═══ DATA SUPPLIED

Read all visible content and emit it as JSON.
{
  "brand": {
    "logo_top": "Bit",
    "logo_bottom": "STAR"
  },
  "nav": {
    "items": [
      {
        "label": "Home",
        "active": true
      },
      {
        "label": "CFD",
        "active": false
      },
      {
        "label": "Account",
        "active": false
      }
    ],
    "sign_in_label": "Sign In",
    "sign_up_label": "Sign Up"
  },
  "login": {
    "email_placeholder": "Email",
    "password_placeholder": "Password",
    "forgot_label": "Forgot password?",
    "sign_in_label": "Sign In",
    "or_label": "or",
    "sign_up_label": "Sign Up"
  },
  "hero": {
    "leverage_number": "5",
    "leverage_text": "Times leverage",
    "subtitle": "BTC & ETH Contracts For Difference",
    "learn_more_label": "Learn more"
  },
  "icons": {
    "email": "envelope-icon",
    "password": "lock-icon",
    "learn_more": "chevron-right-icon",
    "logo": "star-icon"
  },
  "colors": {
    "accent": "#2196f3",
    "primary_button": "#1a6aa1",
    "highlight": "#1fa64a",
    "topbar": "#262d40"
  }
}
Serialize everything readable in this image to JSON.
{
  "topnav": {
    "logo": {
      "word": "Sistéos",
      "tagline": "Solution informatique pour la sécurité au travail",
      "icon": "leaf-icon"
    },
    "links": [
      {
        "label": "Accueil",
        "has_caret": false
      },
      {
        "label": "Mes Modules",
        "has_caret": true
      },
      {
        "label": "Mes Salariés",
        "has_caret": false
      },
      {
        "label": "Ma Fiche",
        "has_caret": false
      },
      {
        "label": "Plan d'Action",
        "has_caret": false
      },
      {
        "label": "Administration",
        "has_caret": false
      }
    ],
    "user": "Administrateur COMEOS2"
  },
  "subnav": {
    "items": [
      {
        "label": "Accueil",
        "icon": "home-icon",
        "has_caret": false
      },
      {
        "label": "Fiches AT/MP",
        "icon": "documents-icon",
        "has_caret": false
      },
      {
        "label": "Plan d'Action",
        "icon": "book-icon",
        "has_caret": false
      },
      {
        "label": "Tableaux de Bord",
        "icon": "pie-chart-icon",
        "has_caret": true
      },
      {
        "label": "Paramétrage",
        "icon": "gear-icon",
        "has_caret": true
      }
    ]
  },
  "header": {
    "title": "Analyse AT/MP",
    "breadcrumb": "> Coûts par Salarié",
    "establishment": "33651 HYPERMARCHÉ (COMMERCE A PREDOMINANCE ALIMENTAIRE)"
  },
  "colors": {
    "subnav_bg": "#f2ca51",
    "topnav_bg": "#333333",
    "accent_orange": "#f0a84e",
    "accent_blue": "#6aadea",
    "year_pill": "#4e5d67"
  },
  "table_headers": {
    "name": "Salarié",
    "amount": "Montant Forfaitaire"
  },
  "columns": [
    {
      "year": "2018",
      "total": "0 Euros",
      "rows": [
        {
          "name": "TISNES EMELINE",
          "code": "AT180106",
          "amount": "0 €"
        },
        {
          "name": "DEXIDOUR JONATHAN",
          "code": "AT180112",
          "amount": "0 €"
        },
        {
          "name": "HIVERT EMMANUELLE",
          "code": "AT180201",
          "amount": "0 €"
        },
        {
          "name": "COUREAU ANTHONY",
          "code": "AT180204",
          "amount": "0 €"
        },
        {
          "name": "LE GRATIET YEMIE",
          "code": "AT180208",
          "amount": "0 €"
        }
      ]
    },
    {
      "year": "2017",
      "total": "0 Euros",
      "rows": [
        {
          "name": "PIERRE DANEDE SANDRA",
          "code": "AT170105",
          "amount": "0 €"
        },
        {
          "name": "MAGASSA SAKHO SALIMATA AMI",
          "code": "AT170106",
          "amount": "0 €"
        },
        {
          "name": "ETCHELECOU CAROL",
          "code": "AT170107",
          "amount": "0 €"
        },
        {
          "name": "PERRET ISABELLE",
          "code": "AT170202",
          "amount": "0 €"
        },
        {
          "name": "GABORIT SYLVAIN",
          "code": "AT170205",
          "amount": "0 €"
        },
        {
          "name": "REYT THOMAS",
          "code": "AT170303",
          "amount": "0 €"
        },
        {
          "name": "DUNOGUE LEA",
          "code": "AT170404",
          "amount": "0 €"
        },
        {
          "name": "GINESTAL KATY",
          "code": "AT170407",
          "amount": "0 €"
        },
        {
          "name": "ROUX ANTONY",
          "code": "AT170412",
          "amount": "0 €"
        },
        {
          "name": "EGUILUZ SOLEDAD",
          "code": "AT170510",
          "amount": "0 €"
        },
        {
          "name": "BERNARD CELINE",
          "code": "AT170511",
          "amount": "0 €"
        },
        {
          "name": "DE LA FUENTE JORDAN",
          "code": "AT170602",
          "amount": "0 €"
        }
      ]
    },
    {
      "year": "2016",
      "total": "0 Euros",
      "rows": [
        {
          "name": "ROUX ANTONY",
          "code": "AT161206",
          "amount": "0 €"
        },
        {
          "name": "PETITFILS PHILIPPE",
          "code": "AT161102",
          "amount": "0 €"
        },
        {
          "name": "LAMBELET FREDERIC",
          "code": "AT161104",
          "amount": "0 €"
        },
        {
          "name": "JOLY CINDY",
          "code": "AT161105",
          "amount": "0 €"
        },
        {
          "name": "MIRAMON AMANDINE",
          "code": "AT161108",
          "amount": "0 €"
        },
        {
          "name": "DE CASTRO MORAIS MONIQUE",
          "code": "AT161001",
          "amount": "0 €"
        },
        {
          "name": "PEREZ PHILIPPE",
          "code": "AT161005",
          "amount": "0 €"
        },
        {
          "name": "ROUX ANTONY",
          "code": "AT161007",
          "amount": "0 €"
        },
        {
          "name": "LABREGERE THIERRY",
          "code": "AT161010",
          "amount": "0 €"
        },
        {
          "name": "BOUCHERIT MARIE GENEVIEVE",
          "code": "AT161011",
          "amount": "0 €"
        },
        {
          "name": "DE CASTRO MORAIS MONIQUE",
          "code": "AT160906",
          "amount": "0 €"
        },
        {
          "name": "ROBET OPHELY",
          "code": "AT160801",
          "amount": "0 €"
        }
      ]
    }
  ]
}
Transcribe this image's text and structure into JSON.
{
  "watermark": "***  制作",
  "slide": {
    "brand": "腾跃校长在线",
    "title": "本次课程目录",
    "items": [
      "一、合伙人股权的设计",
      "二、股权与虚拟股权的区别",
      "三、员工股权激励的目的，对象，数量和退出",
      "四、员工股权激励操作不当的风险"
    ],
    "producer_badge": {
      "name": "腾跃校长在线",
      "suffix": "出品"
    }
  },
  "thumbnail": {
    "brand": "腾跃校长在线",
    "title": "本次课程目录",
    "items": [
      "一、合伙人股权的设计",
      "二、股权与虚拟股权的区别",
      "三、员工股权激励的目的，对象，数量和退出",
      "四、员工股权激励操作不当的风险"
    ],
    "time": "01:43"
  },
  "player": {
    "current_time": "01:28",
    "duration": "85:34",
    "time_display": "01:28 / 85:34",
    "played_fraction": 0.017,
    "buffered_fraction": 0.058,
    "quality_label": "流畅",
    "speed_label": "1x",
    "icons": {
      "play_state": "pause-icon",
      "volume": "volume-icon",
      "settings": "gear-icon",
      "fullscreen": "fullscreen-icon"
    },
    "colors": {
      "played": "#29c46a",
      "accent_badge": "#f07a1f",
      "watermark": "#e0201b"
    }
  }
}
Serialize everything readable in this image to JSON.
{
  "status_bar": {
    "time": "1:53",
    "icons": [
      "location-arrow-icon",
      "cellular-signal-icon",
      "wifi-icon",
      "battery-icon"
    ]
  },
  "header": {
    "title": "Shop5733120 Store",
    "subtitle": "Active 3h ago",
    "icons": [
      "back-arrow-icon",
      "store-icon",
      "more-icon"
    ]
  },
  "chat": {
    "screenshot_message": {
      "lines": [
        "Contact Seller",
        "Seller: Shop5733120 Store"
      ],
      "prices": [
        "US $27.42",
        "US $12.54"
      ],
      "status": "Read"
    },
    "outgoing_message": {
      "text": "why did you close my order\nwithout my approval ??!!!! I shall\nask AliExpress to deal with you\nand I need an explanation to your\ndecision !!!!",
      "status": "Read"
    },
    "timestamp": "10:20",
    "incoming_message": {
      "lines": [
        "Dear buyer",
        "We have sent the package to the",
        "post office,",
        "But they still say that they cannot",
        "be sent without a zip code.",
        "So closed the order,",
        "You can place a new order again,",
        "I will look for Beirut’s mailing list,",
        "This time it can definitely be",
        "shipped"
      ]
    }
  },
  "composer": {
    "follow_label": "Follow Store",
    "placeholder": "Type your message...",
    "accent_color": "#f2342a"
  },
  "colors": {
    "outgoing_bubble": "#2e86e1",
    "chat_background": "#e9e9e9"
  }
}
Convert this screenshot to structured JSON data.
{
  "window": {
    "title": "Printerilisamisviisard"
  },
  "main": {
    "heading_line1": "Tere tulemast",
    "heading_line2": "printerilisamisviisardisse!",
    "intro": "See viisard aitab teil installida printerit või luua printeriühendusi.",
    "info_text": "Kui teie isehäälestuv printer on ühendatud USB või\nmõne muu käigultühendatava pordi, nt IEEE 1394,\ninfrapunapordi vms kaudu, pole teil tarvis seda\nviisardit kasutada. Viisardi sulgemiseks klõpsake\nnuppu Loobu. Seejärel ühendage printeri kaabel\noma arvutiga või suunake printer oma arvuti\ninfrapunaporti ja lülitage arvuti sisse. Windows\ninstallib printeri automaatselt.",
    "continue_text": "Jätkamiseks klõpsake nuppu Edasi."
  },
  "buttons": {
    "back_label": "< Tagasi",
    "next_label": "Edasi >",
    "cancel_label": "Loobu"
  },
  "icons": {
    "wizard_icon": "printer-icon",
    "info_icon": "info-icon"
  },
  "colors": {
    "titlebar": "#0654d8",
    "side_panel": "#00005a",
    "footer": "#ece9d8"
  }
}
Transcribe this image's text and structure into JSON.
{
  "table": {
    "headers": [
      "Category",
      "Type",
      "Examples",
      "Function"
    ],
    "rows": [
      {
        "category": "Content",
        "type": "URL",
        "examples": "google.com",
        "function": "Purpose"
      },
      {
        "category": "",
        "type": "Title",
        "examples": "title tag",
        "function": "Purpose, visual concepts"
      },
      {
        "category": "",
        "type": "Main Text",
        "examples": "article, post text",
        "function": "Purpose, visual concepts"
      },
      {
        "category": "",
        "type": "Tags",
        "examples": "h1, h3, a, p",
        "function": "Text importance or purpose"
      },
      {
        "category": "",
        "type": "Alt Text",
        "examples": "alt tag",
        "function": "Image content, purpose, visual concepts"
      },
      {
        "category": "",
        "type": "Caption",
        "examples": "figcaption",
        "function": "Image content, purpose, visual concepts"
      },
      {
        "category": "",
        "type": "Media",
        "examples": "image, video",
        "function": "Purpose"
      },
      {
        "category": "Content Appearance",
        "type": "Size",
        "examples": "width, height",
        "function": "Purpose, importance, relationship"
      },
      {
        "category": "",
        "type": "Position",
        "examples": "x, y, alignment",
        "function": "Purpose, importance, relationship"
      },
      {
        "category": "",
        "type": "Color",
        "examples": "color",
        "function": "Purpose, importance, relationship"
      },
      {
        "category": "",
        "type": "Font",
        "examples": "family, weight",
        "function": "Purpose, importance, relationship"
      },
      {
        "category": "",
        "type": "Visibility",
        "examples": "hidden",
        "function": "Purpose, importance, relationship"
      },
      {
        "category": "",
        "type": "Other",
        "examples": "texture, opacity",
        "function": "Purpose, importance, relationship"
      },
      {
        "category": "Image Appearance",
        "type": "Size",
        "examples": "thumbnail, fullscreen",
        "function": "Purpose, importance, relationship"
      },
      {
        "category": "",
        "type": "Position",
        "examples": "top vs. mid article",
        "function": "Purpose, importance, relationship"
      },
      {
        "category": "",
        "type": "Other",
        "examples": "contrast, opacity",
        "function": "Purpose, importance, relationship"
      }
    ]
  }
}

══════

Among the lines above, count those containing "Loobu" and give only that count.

2